*ABOUT THIS EXERCISE*. Set the entries down again exactly; none may be skipped.
RECORDS SHOWN Start Marker
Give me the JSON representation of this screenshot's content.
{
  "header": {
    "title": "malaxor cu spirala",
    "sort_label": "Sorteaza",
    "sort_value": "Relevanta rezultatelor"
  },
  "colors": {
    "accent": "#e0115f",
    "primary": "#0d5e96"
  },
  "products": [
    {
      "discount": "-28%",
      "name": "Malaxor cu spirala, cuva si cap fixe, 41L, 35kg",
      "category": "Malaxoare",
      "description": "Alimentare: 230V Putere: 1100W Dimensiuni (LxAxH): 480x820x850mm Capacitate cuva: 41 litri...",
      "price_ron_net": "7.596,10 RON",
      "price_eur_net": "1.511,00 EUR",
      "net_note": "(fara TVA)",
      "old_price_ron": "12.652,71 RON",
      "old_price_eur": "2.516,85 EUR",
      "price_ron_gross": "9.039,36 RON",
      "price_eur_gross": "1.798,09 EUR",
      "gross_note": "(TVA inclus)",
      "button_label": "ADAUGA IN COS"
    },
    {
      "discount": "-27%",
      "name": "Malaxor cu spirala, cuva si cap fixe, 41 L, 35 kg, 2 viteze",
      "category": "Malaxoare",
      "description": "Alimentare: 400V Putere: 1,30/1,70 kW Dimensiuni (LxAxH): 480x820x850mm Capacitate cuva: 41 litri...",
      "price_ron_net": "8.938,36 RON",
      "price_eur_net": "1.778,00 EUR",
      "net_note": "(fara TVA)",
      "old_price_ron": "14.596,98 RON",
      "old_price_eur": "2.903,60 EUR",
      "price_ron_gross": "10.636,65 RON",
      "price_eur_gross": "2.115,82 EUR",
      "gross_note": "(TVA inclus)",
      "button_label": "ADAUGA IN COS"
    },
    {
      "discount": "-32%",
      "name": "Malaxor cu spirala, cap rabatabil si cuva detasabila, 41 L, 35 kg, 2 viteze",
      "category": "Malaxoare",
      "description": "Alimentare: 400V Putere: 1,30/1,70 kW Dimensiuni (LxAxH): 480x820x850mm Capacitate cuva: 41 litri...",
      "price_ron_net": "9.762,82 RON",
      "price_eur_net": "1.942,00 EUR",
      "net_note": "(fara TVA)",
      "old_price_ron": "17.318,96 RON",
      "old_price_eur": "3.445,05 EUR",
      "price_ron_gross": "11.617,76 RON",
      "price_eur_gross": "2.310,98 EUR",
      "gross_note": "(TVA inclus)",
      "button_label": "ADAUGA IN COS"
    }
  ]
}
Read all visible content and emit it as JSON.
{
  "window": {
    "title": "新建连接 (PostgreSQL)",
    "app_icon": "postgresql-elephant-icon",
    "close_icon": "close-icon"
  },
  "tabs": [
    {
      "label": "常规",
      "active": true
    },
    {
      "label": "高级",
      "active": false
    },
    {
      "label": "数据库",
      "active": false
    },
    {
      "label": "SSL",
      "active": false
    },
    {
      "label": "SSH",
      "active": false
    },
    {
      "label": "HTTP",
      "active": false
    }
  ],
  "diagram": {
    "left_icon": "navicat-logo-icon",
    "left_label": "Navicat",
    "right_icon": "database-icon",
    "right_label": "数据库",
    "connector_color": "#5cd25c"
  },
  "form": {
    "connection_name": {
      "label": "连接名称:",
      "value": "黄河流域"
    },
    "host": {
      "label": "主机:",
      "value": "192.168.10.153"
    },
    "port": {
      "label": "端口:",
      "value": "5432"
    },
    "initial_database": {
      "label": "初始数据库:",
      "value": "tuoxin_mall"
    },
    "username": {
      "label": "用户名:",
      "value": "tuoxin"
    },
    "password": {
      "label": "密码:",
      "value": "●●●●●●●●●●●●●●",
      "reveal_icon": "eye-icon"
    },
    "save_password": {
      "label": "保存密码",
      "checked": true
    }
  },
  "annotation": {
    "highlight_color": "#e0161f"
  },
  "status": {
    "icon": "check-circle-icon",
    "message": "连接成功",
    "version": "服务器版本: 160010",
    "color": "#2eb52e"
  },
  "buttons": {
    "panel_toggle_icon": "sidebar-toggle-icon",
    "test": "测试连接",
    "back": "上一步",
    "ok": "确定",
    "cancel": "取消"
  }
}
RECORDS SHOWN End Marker
*OUTPUT OF THE EXERCISE*.
Give me the JSON representation of this screenshot's content.
{
  "header": {
    "title": "malaxor cu spirala",
    "sort_label": "Sorteaza",
    "sort_value": "Relevanta rezultatelor"
  },
  "colors": {
    "accent": "#e0115f",
    "primary": "#0d5e96"
  },
  "products": [
    {
      "discount": "-28%",
      "name": "Malaxor cu spirala, cuva si cap fixe, 41L, 35kg",
      "category": "Malaxoare",
      "description": "Alimentare: 230V Putere: 1100W Dimensiuni (LxAxH): 480x820x850mm Capacitate cuva: 41 litri...",
      "price_ron_net": "7.596,10 RON",
      "price_eur_net": "1.511,00 EUR",
      "net_note": "(fara TVA)",
      "old_price_ron": "12.652,71 RON",
      "old_price_eur": "2.516,85 EUR",
      "price_ron_gross": "9.039,36 RON",
      "price_eur_gross": "1.798,09 EUR",
      "gross_note": "(TVA inclus)",
      "button_label": "ADAUGA IN COS"
    },
    {
      "discount": "-27%",
      "name": "Malaxor cu spirala, cuva si cap fixe, 41 L, 35 kg, 2 viteze",
      "category": "Malaxoare",
      "description": "Alimentare: 400V Putere: 1,30/1,70 kW Dimensiuni (LxAxH): 480x820x850mm Capacitate cuva: 41 litri...",
      "price_ron_net": "8.938,36 RON",
      "price_eur_net": "1.778,00 EUR",
      "net_note": "(fara TVA)",
      "old_price_ron": "14.596,98 RON",
      "old_price_eur": "2.903,60 EUR",
      "price_ron_gross": "10.636,65 RON",
      "price_eur_gross": "2.115,82 EUR",
      "gross_note": "(TVA inclus)",
      "button_label": "ADAUGA IN COS"
    },
    {
      "discount": "-32%",
      "name": "Malaxor cu spirala, cap rabatabil si cuva detasabila, 41 L, 35 kg, 2 viteze",
      "category": "Malaxoare",
      "description": "Alimentare: 400V Putere: 1,30/1,70 kW Dimensiuni (LxAxH): 480x820x850mm Capacitate cuva: 41 litri...",
      "price_ron_net": "9.762,82 RON",
      "price_eur_net": "1.942,00 EUR",
      "net_note": "(fara TVA)",
      "old_price_ron": "17.318,96 RON",
      "old_price_eur": "3.445,05 EUR",
      "price_ron_gross": "11.617,76 RON",
      "price_eur_gross": "2.310,98 EUR",
      "gross_note": "(TVA inclus)",
      "button_label": "ADAUGA IN COS"
    }
  ]
}
Read all visible content and emit it as JSON.
{
  "window": {
    "title": "新建连接 (PostgreSQL)",
    "app_icon": "postgresql-elephant-icon",
    "close_icon": "close-icon"
  },
  "tabs": [
    {
      "label": "常规",
      "active": true
    },
    {
      "label": "高级",
      "active": false
    },
    {
      "label": "数据库",
      "active": false
    },
    {
      "label": "SSL",
      "active": false
    },
    {
      "label": "SSH",
      "active": false
    },
    {
      "label": "HTTP",
      "active": false
    }
  ],
  "diagram": {
    "left_icon": "navicat-logo-icon",
    "left_label": "Navicat",
    "right_icon": "database-icon",
    "right_label": "数据库",
    "connector_color": "#5cd25c"
  },
  "form": {
    "connection_name": {
      "label": "连接名称:",
      "value": "黄河流域"
    },
    "host": {
      "label": "主机:",
      "value": "192.168.10.153"
    },
    "port": {
      "label": "端口:",
      "value": "5432"
    },
    "initial_database": {
      "label": "初始数据库:",
      "value": "tuoxin_mall"
    },
    "username": {
      "label": "用户名:",
      "value": "tuoxin"
    },
    "password": {
      "label": "密码:",
      "value": "●●●●●●●●●●●●●●",
      "reveal_icon": "eye-icon"
    },
    "save_password": {
      "label": "保存密码",
      "checked": true
    }
  },
  "annotation": {
    "highlight_color": "#e0161f"
  },
  "status": {
    "icon": "check-circle-icon",
    "message": "连接成功",
    "version": "服务器版本: 160010",
    "color": "#2eb52e"
  },
  "buttons": {
    "panel_toggle_icon": "sidebar-toggle-icon",
    "test": "测试连接",
    "back": "上一步",
    "ok": "确定",
    "cancel": "取消"
  }
}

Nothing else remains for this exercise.